++++ DATASET ENTRIES

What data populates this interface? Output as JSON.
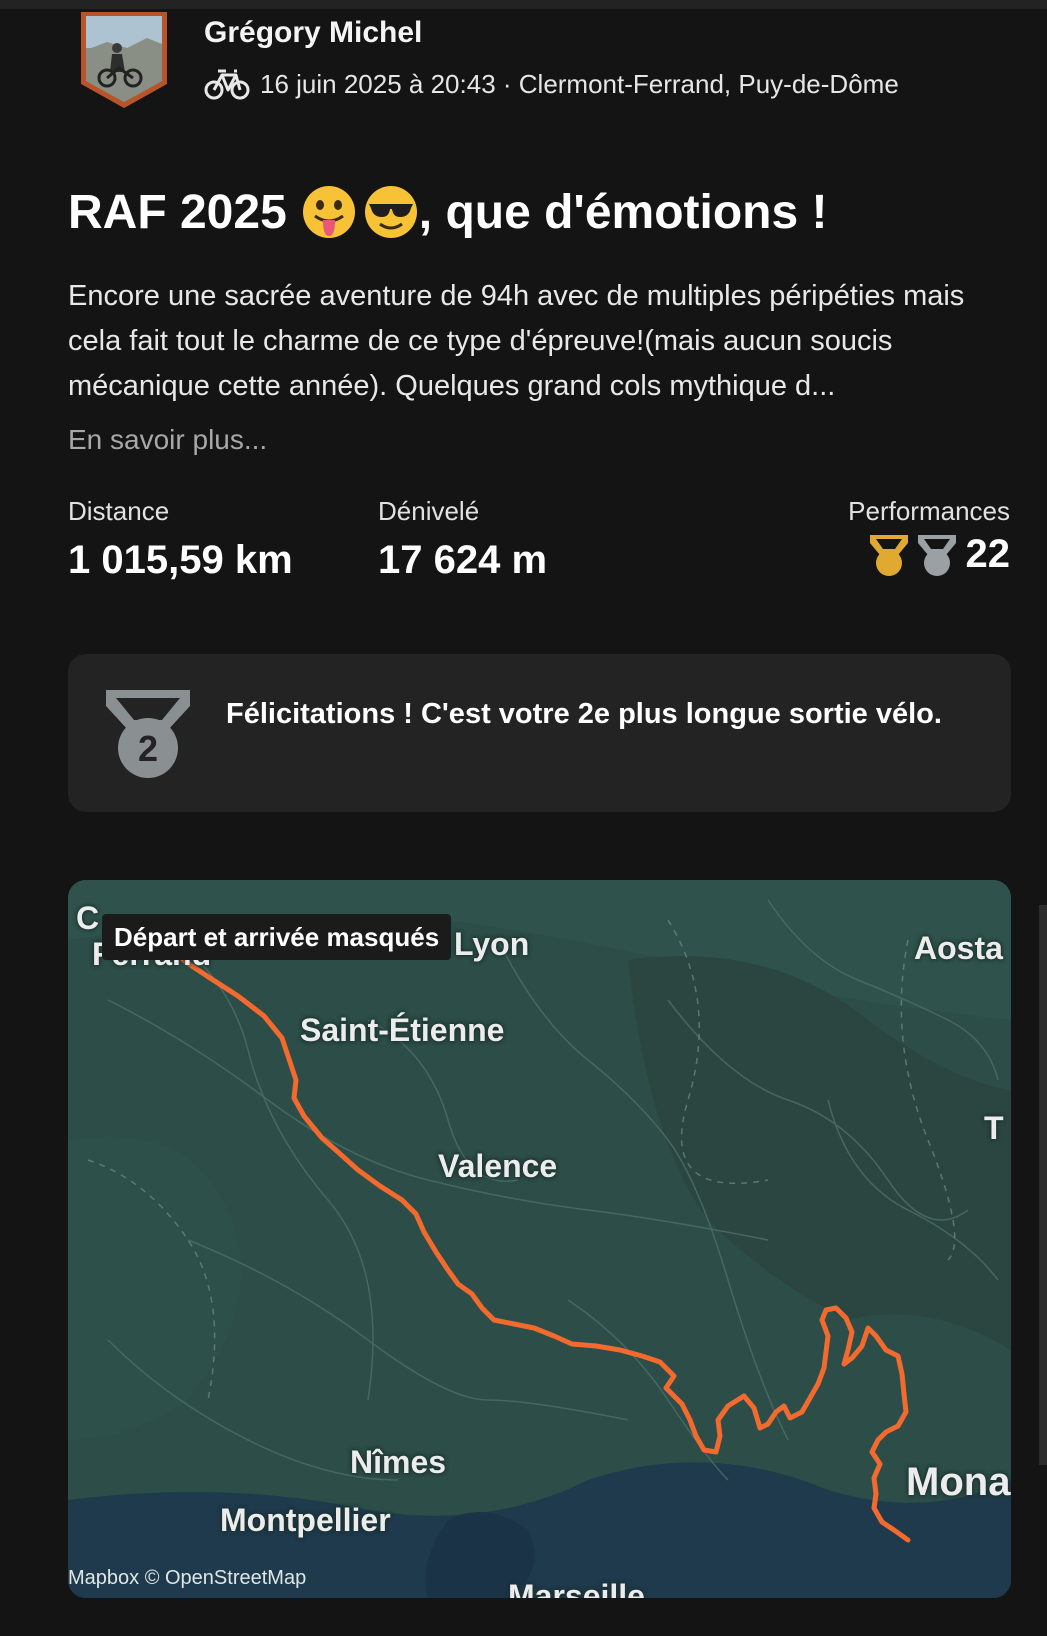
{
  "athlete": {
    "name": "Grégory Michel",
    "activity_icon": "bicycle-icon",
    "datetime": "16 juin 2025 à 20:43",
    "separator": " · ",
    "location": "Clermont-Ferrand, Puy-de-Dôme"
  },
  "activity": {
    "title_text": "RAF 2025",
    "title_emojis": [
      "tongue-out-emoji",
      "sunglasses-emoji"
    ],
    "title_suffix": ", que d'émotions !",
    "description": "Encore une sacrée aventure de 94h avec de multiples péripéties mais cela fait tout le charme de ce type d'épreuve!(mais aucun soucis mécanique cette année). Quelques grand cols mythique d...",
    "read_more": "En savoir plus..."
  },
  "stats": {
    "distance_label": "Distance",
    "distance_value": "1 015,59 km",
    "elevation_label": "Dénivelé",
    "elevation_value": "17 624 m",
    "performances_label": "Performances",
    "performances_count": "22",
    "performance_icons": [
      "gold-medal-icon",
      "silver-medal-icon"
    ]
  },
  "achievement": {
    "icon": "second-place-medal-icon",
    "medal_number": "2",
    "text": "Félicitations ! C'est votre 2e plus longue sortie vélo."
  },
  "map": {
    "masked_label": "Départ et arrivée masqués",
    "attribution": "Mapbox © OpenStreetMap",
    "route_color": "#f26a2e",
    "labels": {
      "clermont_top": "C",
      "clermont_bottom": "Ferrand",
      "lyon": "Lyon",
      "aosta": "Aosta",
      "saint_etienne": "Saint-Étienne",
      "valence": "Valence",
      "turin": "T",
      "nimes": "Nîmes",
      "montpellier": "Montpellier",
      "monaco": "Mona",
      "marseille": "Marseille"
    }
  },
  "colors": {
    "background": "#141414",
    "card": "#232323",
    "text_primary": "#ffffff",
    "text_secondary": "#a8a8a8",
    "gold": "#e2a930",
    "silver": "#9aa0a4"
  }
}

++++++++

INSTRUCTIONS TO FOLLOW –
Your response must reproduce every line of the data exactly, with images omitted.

OUTPUT –
What data populates this interface? Output as JSON.
{
  "athlete": {
    "name": "Grégory Michel",
    "activity_icon": "bicycle-icon",
    "datetime": "16 juin 2025 à 20:43",
    "separator": " · ",
    "location": "Clermont-Ferrand, Puy-de-Dôme"
  },
  "activity": {
    "title_text": "RAF 2025",
    "title_emojis": [
      "tongue-out-emoji",
      "sunglasses-emoji"
    ],
    "title_suffix": ", que d'émotions !",
    "description": "Encore une sacrée aventure de 94h avec de multiples péripéties mais cela fait tout le charme de ce type d'épreuve!(mais aucun soucis mécanique cette année). Quelques grand cols mythique d...",
    "read_more": "En savoir plus..."
  },
  "stats": {
    "distance_label": "Distance",
    "distance_value": "1 015,59 km",
    "elevation_label": "Dénivelé",
    "elevation_value": "17 624 m",
    "performances_label": "Performances",
    "performances_count": "22",
    "performance_icons": [
      "gold-medal-icon",
      "silver-medal-icon"
    ]
  },
  "achievement": {
    "icon": "second-place-medal-icon",
    "medal_number": "2",
    "text": "Félicitations ! C'est votre 2e plus longue sortie vélo."
  },
  "map": {
    "masked_label": "Départ et arrivée masqués",
    "attribution": "Mapbox © OpenStreetMap",
    "route_color": "#f26a2e",
    "labels": {
      "clermont_top": "C",
      "clermont_bottom": "Ferrand",
      "lyon": "Lyon",
      "aosta": "Aosta",
      "saint_etienne": "Saint-Étienne",
      "valence": "Valence",
      "turin": "T",
      "nimes": "Nîmes",
      "montpellier": "Montpellier",
      "monaco": "Mona",
      "marseille": "Marseille"
    }
  },
  "colors": {
    "background": "#141414",
    "card": "#232323",
    "text_primary": "#ffffff",
    "text_secondary": "#a8a8a8",
    "gold": "#e2a930",
    "silver": "#9aa0a4"
  }
}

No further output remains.